Relationships Between Recreational Pursuits and Motor Skills in Young Children

Thursday, April 25, 2013
Exhibit Hall Poster Area 2 (Convention Center)
Jeff R. Crane, Amy Brown, Buffy-Lynne Williams, Rick I. Bell, Patti-Jean Naylor and Viviene A. Temple, University of Victoria, Victoria, BC, Canada

Background/Purpose Developmental theorists suggest that physical activity during early childhood promotes fundamental motor skill (FMS) proficiency; and that differences in FMS proficiency are largely related to children's experiences. This study examined associations between participation in different types of recreation/leisure and FMS proficiency of young children. We hypothesized that there would be positive associations between FMS proficiency and participation in organized sport and active physical recreation; but not for other types of recreation/leisure.

Method Participants (n=74) were kindergarten children (M age=5y11m; boys=57%). Parents completed the diversity dimension of the Children's Assessment of Participation and Enjoyment survey; recording frequency of participation in recreation/leisure in nine domains. Locomotor and object control skills were assessed using the Test of Gross Motor Development-2 during scheduled school physical education.

Analysis/Results Mean domain specific participation scores/maximum possible scores were: hobbies and crafts, 4.5/5; social activities, 5.1/6; quiet recreation, 2.9/4; organized sports, 2.2/6; other skill-based activities, 1.1/6; clubs and organizations, 0.6/3; entertainment and education, 5.6/7; active physical recreation, 6.6/11; and jobs and chores, 3.9/7. Mean raw locomotor and object skill scores were 26.9 (SD=6.7) and 23.2 (SD=7.2), respectively.
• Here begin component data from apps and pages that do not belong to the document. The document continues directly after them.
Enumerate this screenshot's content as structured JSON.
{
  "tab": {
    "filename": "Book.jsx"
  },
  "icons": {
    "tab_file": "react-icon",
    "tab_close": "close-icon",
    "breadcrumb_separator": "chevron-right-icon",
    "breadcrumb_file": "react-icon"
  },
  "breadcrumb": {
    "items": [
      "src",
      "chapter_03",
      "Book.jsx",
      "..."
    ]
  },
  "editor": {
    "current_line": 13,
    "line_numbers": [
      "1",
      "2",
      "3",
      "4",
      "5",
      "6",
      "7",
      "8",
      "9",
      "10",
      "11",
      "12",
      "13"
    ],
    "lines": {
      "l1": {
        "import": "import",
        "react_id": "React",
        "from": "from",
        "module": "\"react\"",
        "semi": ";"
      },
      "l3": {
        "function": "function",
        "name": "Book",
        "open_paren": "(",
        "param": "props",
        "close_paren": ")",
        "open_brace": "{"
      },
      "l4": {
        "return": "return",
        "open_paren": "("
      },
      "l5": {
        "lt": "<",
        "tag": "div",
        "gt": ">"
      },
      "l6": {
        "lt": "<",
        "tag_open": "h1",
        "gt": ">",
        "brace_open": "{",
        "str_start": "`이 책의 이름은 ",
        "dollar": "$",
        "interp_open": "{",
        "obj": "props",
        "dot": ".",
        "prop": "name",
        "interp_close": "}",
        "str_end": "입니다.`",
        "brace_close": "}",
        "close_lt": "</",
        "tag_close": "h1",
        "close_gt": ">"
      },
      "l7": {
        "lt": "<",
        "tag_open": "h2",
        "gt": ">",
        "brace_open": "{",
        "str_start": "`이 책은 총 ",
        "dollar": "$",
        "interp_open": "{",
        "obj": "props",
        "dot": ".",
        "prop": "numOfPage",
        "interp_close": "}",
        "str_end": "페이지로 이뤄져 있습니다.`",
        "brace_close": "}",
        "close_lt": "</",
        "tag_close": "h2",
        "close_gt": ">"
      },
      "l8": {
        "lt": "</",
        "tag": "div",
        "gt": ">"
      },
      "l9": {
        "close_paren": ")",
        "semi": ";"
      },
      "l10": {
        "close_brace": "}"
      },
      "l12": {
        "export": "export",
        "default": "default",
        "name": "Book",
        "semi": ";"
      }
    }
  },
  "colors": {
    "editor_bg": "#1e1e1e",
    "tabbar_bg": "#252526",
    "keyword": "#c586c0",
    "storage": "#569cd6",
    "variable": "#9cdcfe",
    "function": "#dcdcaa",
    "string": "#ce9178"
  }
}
Pearson product moment correlation coefficients revealed one significant relationship; locomotor skills were correlated with participation in active physical recreation (r=.44, p<.001).

Conclusions Locomotor skill proficiency was positively associated with participation in active physical recreation; but not organized sport where participation was relatively low. The lack of association between object control skills and any type of recreation/leisure may reflect limited opportunities to develop and utilize these skills at this young age.

Previous Abstract | Next Abstract >>